**Exercise objective**.
Line by line, restate the listing below without any change.
----
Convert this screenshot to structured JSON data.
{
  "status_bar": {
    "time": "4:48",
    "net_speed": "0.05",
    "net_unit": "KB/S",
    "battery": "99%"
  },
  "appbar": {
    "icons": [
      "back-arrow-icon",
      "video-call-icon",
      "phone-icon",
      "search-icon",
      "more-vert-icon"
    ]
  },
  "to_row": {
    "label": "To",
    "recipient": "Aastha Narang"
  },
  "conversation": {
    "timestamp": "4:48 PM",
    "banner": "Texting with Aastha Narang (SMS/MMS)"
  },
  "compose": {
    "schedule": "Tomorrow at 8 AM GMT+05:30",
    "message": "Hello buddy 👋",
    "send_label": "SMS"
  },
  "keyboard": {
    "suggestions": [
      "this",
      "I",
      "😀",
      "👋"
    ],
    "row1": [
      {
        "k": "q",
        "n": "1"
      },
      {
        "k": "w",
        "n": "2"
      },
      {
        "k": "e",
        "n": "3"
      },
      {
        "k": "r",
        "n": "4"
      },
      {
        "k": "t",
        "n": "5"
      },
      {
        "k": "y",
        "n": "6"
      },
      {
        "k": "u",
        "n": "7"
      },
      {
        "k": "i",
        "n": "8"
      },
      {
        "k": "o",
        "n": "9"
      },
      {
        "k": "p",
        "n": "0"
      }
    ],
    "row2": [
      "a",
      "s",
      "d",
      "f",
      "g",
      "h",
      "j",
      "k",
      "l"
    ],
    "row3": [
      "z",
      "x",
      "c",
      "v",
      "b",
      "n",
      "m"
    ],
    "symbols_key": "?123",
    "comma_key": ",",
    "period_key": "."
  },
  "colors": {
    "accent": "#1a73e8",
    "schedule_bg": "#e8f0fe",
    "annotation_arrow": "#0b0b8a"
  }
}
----
**Expected answer**.
Convert this screenshot to structured JSON data.
{
  "status_bar": {
    "time": "4:48",
    "net_speed": "0.05",
    "net_unit": "KB/S",
    "battery": "99%"
  },
  "appbar": {
    "icons": [
      "back-arrow-icon",
      "video-call-icon",
      "phone-icon",
      "search-icon",
      "more-vert-icon"
    ]
  },
  "to_row": {
    "label": "To",
    "recipient": "Aastha Narang"
  },
  "conversation": {
    "timestamp": "4:48 PM",
    "banner": "Texting with Aastha Narang (SMS/MMS)"
  },
  "compose": {
    "schedule": "Tomorrow at 8 AM GMT+05:30",
    "message": "Hello buddy 👋",
    "send_label": "SMS"
  },
  "keyboard": {
    "suggestions": [
      "this",
      "I",
      "😀",
      "👋"
    ],
    "row1": [
      {
        "k": "q",
        "n": "1"
      },
      {
        "k": "w",
        "n": "2"
      },
      {
        "k": "e",
        "n": "3"
      },
      {
        "k": "r",
        "n": "4"
      },
      {
        "k": "t",
        "n": "5"
      },
      {
        "k": "y",
        "n": "6"
      },
      {
        "k": "u",
        "n": "7"
      },
      {
        "k": "i",
        "n": "8"
      },
      {
        "k": "o",
        "n": "9"
      },
      {
        "k": "p",
        "n": "0"
      }
    ],
    "row2": [
      "a",
      "s",
      "d",
      "f",
      "g",
      "h",
      "j",
      "k",
      "l"
    ],
    "row3": [
      "z",
      "x",
      "c",
      "v",
      "b",
      "n",
      "m"
    ],
    "symbols_key": "?123",
    "comma_key": ",",
    "period_key": "."
  },
  "colors": {
    "accent": "#1a73e8",
    "schedule_bg": "#e8f0fe",
    "annotation_arrow": "#0b0b8a"
  }
}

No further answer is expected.